== STORED DATA
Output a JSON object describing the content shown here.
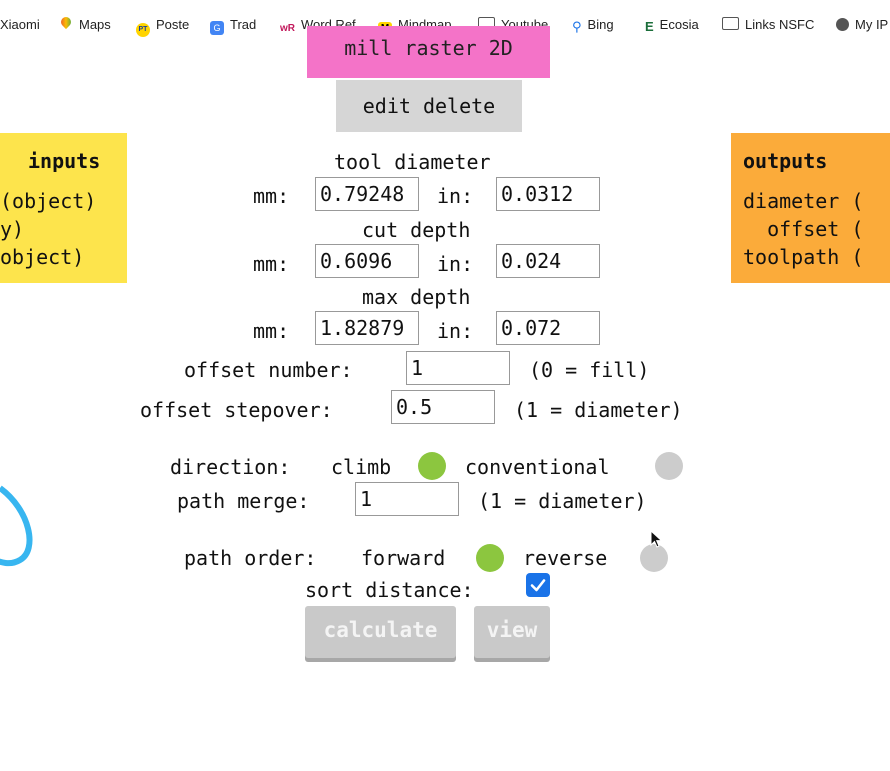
{
  "bookmarks": [
    {
      "label": "Xiaomi",
      "icon": "none"
    },
    {
      "label": "Maps",
      "icon": "maps-pin-icon"
    },
    {
      "label": "Poste",
      "icon": "poste-pt-icon"
    },
    {
      "label": "Trad",
      "icon": "translate-icon"
    },
    {
      "label": "Word Ref",
      "icon": "wordref-icon"
    },
    {
      "label": "Mindmap",
      "icon": "mindmap-icon"
    },
    {
      "label": "Youtube",
      "icon": "folder-icon"
    },
    {
      "label": "Bing",
      "icon": "search-icon"
    },
    {
      "label": "Ecosia",
      "icon": "ecosia-icon"
    },
    {
      "label": "Links NSFC",
      "icon": "folder-icon"
    },
    {
      "label": "My IP",
      "icon": "globe-icon"
    }
  ],
  "bookmark_glyphs": {
    "poste": "PT",
    "trad": "G",
    "wordref": "wR",
    "mindmap": "M",
    "ecosia": "E",
    "bing": "⚲"
  },
  "node": {
    "title": "mill raster 2D",
    "edit_label": "edit delete"
  },
  "inputs_panel": {
    "title": "inputs",
    "lines": [
      "(object)",
      "y)",
      "object)"
    ]
  },
  "outputs_panel": {
    "title": "outputs",
    "lines": [
      "diameter (",
      "  offset (",
      "toolpath ("
    ]
  },
  "form": {
    "tool_diameter": {
      "label": "tool diameter",
      "mm_label": "mm:",
      "in_label": "in:",
      "mm": "0.79248",
      "in": "0.0312"
    },
    "cut_depth": {
      "label": "cut depth",
      "mm_label": "mm:",
      "in_label": "in:",
      "mm": "0.6096",
      "in": "0.024"
    },
    "max_depth": {
      "label": "max depth",
      "mm_label": "mm:",
      "in_label": "in:",
      "mm": "1.82879",
      "in": "0.072"
    },
    "offset_number": {
      "label": "offset number:",
      "value": "1",
      "hint": "(0 = fill)"
    },
    "offset_stepover": {
      "label": "offset stepover:",
      "value": "0.5",
      "hint": "(1 = diameter)"
    },
    "direction": {
      "label": "direction:",
      "option_a": "climb",
      "option_b": "conventional",
      "selected": "climb"
    },
    "path_merge": {
      "label": "path merge:",
      "value": "1",
      "hint": "(1 = diameter)"
    },
    "path_order": {
      "label": "path order:",
      "option_a": "forward",
      "option_b": "reverse",
      "selected": "forward"
    },
    "sort_distance": {
      "label": "sort distance:",
      "checked": true
    },
    "calculate_label": "calculate",
    "view_label": "view"
  },
  "colors": {
    "node_title_bg": "#f473c8",
    "inputs_bg": "#fde44c",
    "outputs_bg": "#fbab3a",
    "radio_on": "#8cc63f",
    "radio_off": "#cccccc",
    "checkbox": "#1a73e8",
    "wire": "#38b6f0"
  }
}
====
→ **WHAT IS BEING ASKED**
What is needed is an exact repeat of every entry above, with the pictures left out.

→ **EXERCISE OUTPUT**
Output a JSON object describing the content shown here.
{
  "bookmarks": [
    {
      "label": "Xiaomi",
      "icon": "none"
    },
    {
      "label": "Maps",
      "icon": "maps-pin-icon"
    },
    {
      "label": "Poste",
      "icon": "poste-pt-icon"
    },
    {
      "label": "Trad",
      "icon": "translate-icon"
    },
    {
      "label": "Word Ref",
      "icon": "wordref-icon"
    },
    {
      "label": "Mindmap",
      "icon": "mindmap-icon"
    },
    {
      "label": "Youtube",
      "icon": "folder-icon"
    },
    {
      "label": "Bing",
      "icon": "search-icon"
    },
    {
      "label": "Ecosia",
      "icon": "ecosia-icon"
    },
    {
      "label": "Links NSFC",
      "icon": "folder-icon"
    },
    {
      "label": "My IP",
      "icon": "globe-icon"
    }
  ],
  "bookmark_glyphs": {
    "poste": "PT",
    "trad": "G",
    "wordref": "wR",
    "mindmap": "M",
    "ecosia": "E",
    "bing": "⚲"
  },
  "node": {
    "title": "mill raster 2D",
    "edit_label": "edit delete"
  },
  "inputs_panel": {
    "title": "inputs",
    "lines": [
      "(object)",
      "y)",
      "object)"
    ]
  },
  "outputs_panel": {
    "title": "outputs",
    "lines": [
      "diameter (",
      "  offset (",
      "toolpath ("
    ]
  },
  "form": {
    "tool_diameter": {
      "label": "tool diameter",
      "mm_label": "mm:",
      "in_label": "in:",
      "mm": "0.79248",
      "in": "0.0312"
    },
    "cut_depth": {
      "label": "cut depth",
      "mm_label": "mm:",
      "in_label": "in:",
      "mm": "0.6096",
      "in": "0.024"
    },
    "max_depth": {
      "label": "max depth",
      "mm_label": "mm:",
      "in_label": "in:",
      "mm": "1.82879",
      "in": "0.072"
    },
    "offset_number": {
      "label": "offset number:",
      "value": "1",
      "hint": "(0 = fill)"
    },
    "offset_stepover": {
      "label": "offset stepover:",
      "value": "0.5",
      "hint": "(1 = diameter)"
    },
    "direction": {
      "label": "direction:",
      "option_a": "climb",
      "option_b": "conventional",
      "selected": "climb"
    },
    "path_merge": {
      "label": "path merge:",
      "value": "1",
      "hint": "(1 = diameter)"
    },
    "path_order": {
      "label": "path order:",
      "option_a": "forward",
      "option_b": "reverse",
      "selected": "forward"
    },
    "sort_distance": {
      "label": "sort distance:",
      "checked": true
    },
    "calculate_label": "calculate",
    "view_label": "view"
  },
  "colors": {
    "node_title_bg": "#f473c8",
    "inputs_bg": "#fde44c",
    "outputs_bg": "#fbab3a",
    "radio_on": "#8cc63f",
    "radio_off": "#cccccc",
    "checkbox": "#1a73e8",
    "wire": "#38b6f0"
  }
}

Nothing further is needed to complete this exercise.